If we wanted to get really serious, we could go with Hot Heads' most famous product, its aluminum cylinder heads. Hot Heads started the CAD design with the favorable 1955 raised-port profile, then improved it with rectangular exhaust ports for even better flow. From there, hardened valve seats and larger 2.0625-inch intake valves are installed. Many other improvements have been made to give you plenty of options for aftermarket pushrods and valve springs. Hot Heads offers them in bare and assembled configurations, for use on Chrysler Hemi engines, including the 331, 354, and 392. The aluminum cylinder heads not only open the door for more horsepower, but they also reduce weight drastically. Hot Heads also offers various stages of custom porting, allowing these heads to flow up to 367 cfm at .600 on the intake side and 259 cfm at .600 on the exhaust.
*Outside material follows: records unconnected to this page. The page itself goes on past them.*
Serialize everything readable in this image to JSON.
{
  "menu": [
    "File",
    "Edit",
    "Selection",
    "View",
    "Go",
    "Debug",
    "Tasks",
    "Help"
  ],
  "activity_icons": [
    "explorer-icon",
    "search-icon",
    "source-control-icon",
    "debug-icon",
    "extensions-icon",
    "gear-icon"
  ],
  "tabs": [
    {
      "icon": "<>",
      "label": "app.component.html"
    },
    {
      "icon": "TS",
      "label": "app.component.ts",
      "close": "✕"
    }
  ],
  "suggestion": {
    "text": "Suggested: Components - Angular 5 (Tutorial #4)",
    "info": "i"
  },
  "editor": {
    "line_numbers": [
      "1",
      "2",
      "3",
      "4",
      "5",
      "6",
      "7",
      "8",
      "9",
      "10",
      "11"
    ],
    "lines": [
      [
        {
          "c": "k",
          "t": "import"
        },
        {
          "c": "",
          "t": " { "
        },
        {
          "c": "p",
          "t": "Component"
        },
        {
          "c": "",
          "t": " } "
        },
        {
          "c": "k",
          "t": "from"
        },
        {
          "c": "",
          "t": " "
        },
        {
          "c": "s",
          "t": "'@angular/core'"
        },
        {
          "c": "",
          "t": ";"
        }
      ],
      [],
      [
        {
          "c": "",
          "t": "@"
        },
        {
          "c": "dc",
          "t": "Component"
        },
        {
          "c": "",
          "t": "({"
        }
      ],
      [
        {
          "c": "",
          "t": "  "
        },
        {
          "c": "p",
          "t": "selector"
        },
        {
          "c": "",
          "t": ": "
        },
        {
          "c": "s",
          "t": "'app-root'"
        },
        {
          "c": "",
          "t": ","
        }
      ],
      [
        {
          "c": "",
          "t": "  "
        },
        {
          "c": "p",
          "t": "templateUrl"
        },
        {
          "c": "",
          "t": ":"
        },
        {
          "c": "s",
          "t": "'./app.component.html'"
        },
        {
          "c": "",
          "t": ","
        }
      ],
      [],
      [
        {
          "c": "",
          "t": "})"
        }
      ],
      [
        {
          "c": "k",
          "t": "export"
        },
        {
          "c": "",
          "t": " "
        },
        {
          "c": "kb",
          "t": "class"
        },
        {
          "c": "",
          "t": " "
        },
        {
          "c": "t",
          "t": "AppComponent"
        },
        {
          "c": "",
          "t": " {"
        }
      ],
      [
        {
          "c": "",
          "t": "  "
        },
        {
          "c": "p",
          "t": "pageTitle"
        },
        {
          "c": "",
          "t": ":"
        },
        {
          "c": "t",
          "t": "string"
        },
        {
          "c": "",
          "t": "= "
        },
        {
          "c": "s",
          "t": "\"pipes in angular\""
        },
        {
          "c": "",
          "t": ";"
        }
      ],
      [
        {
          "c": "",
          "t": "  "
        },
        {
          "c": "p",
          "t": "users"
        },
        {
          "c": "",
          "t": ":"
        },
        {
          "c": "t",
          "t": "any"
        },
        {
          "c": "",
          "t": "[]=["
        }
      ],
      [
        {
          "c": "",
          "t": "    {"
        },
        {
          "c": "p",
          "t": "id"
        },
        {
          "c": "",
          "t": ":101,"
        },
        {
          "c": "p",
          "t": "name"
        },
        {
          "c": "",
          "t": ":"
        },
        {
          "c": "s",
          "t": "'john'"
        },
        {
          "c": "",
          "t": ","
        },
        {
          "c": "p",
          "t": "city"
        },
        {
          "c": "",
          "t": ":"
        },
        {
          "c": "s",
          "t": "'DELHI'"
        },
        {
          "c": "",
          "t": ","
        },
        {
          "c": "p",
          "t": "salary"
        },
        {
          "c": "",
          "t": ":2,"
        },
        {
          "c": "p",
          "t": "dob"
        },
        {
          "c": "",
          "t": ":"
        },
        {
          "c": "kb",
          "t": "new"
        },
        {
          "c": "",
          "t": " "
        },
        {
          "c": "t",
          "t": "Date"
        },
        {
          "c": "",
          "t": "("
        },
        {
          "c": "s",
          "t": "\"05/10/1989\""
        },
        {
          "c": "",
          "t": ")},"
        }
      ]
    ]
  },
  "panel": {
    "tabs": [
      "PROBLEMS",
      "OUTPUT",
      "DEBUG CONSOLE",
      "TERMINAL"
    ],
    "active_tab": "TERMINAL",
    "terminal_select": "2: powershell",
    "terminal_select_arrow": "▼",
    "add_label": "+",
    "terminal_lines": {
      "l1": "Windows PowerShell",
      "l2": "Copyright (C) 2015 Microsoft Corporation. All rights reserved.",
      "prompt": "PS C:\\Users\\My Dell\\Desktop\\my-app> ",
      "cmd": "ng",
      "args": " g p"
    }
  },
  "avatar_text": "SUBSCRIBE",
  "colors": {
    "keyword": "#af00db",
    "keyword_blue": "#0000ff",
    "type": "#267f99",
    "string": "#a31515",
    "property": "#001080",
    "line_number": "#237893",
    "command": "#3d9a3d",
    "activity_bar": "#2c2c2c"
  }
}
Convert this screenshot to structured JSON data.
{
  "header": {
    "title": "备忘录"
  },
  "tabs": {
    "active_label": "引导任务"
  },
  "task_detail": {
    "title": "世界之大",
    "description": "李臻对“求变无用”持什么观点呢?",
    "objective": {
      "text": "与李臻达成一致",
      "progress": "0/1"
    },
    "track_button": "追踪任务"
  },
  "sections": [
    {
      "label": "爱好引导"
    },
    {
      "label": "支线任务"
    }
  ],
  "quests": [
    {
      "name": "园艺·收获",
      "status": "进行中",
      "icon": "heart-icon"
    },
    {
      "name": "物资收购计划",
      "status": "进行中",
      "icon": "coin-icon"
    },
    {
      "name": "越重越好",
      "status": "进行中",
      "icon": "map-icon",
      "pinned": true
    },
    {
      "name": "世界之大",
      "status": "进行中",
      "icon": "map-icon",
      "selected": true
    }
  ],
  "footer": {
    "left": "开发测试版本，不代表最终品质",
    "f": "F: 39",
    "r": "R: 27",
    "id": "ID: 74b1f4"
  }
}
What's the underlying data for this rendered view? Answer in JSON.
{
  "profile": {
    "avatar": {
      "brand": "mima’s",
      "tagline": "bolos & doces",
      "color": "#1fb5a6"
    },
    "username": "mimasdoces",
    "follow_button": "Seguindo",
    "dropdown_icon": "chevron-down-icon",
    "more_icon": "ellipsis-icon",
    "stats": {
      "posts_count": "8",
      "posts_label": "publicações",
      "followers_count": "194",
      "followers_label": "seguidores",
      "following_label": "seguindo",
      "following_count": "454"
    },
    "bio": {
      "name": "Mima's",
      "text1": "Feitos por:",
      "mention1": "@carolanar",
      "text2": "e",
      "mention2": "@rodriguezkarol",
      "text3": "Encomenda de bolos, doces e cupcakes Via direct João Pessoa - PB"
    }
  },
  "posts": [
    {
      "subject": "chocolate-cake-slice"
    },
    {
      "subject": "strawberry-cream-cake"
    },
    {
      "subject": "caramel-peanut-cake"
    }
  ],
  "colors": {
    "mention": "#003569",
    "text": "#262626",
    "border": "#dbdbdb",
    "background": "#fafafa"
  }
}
Straight out of the box, the aluminum Hot Heads cylinder heads flow approximately 30 cfm higher than stock heads.
With our newfound Hemi knowledge, we found another early engine to identify. This one immediately stands out because of the bolt-on bellhousing, raised water passages and smooth cylinder heads. Is it a 354? Let's look at the numbers.
Directly in front of the valley cover is a series of letters and numbers that tell us exactly where this engine originated. The NE56 prefix tells us that this is, in fact, a 354ci Hemi, which came from a 1956 Chrysler New Yorker and made 280 horsepower.
Hot Heads covers all the bases when it comes to stock rebuilds, mild street engines, or racing engines, with a wide variety of parts and decades of hands-on experience. If you get your hands on an early Hemi engine like this incredible barn find, Hot Heads should be your first call for all the advice and parts you'll need to put your engine back on the street or the track. We hope that someday Jim's old 392 can see some action again. For now, it's still sleeping peacefully in the barn.
On episode 66 of Roadkill , David Freiburger and Mike Finnegan head to Colorado Auto & Parts, a giant you-pull-it yard with heritage back to 1959—with a good stash of vintage cars that have been there for decades. One of them was a 1969 Ford Mustang Mach 1 that had been melting into the ground since 1980. But 37 years of neglect are not daunting to Roadkill, so the guys figure out how to get it running and driving. First, they've got to deal with 37 years of raccoon poop, which is just part of bringing the Disgustang into the Roadkill fleet of project cars. Sign up for a free trial to MotorTrend+ and start watching every episode of Roadkill today!